It was at Yi where Aglibot said he completely embraced and promoted his heritage.
On the menu then were dishes that highlighted his Filipino background such as chicken adobo, oxtail kare kare, crispy pata using Kurobuta pork served with a complementary vinegar dip enriched with foie gras and his own take on sinigang, using seafood soured with tamarind.
Fellow contributors to “The New Filipino Kitchen” book also honored Aglibot’s memory.
“When I learned he was part of the ‘New Filipino Kitchen’ Cookbook, I thought how dope it was to be part of a project with someone who did so much for the Filipino food community,” wrote Joanne Boston Kwanhull, who remembers seeing him on TV. “He opened doors for the Filipino food community long before it was the ‘cool’ or ‘IG-worthy’ thing to do.”
“My memories of you will remain strong, and as nourishing as the lugaw you made for our book launch in Chicago, as delicious as the crab fat aioli you whipped up at my birthday party (to accompany the prawn paste chicken) and sweet like your signature avocado dessert,” said writer Vanessa Hangad, who contributed the recipe of kare kare, which was one of Aglibot’s favorite dishes. “My deepest condolences to your family & everyone who loves you (there’s so many of us) “You made the world a better place as an internationally renowned (yet down to earth) chef, entrepreneur, trailblazer & friend.”
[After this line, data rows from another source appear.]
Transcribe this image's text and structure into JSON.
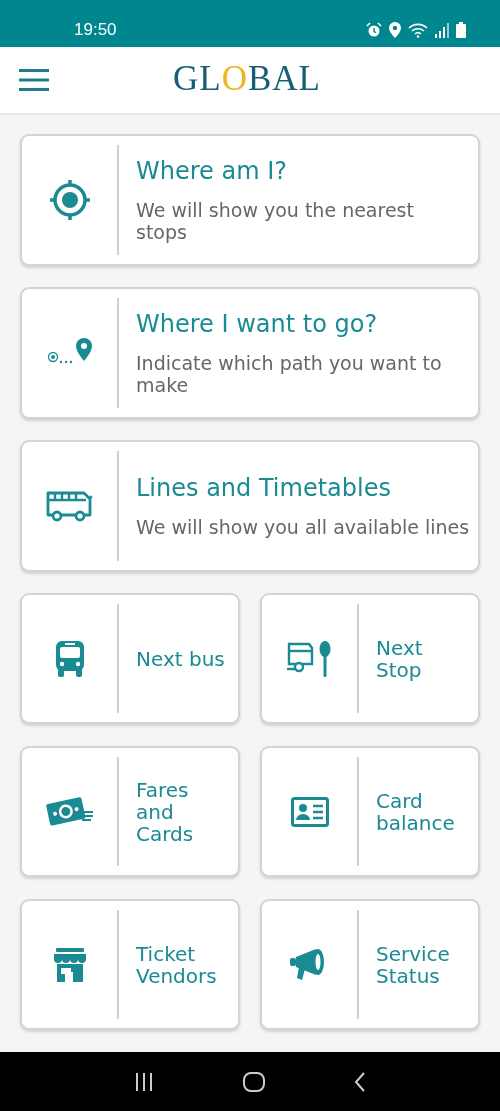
{
  "status_bar": {
    "time": "19:50"
  },
  "header": {
    "logo": "GLOBAL"
  },
  "large_cards": [
    {
      "title": "Where am I?",
      "subtitle": "We will show you the nearest stops"
    },
    {
      "title": "Where I want to go?",
      "subtitle": "Indicate which path you want to make"
    },
    {
      "title": "Lines and Timetables",
      "subtitle": "We will show you all available lines"
    }
  ],
  "tiles": [
    {
      "label": "Next bus"
    },
    {
      "label": "Next Stop"
    },
    {
      "label": "Fares and Cards"
    },
    {
      "label": "Card balance"
    },
    {
      "label": "Ticket Vendors"
    },
    {
      "label": "Service Status"
    }
  ]
}
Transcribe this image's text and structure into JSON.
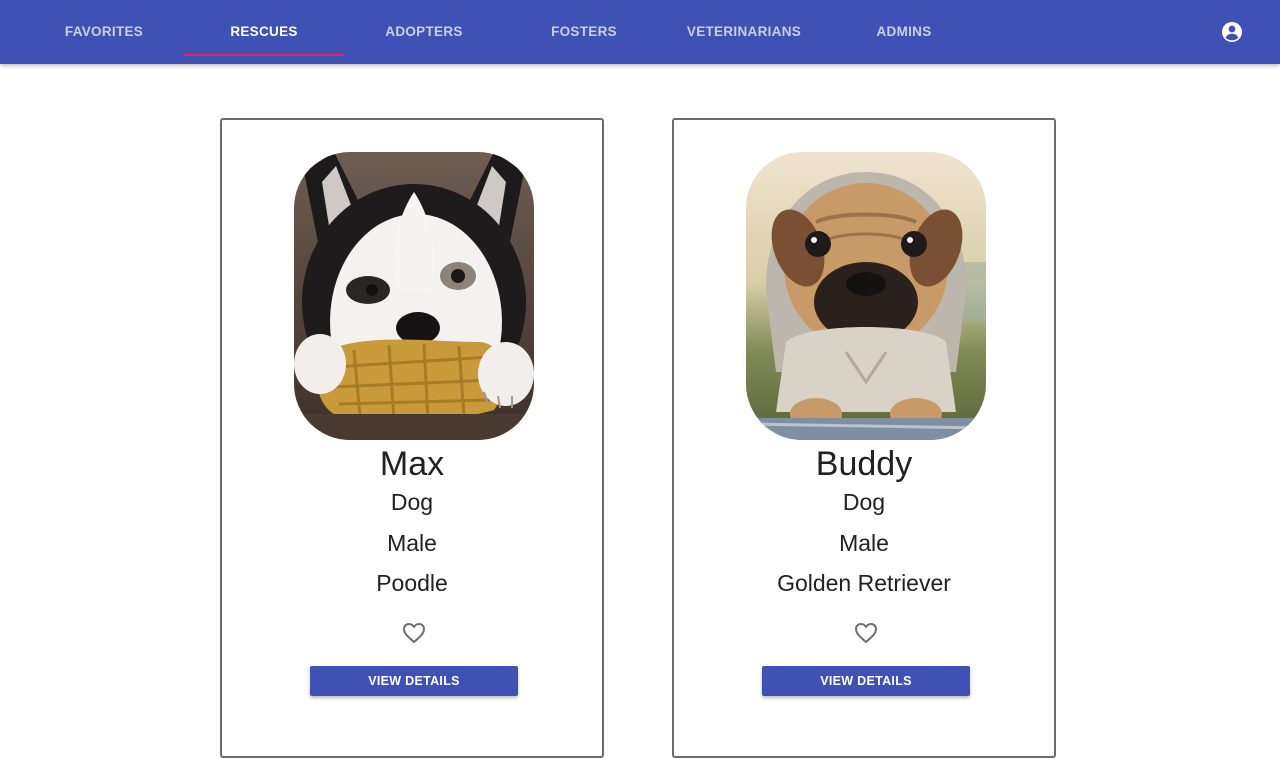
{
  "nav": {
    "tabs": [
      {
        "label": "FAVORITES"
      },
      {
        "label": "RESCUES"
      },
      {
        "label": "ADOPTERS"
      },
      {
        "label": "FOSTERS"
      },
      {
        "label": "VETERINARIANS"
      },
      {
        "label": "ADMINS"
      }
    ],
    "active_tab": "RESCUES",
    "account_icon": "account-circle-icon"
  },
  "rescues": [
    {
      "name": "Max",
      "species": "Dog",
      "gender": "Male",
      "breed": "Poodle",
      "favorite_icon": "heart-outline-icon",
      "button_label": "VIEW DETAILS"
    },
    {
      "name": "Buddy",
      "species": "Dog",
      "gender": "Male",
      "breed": "Golden Retriever",
      "favorite_icon": "heart-outline-icon",
      "button_label": "VIEW DETAILS"
    }
  ],
  "colors": {
    "primary": "#3f51b5",
    "accent": "#e91e63"
  }
}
Byers told the Asian Journal that there are no funeral plans yet.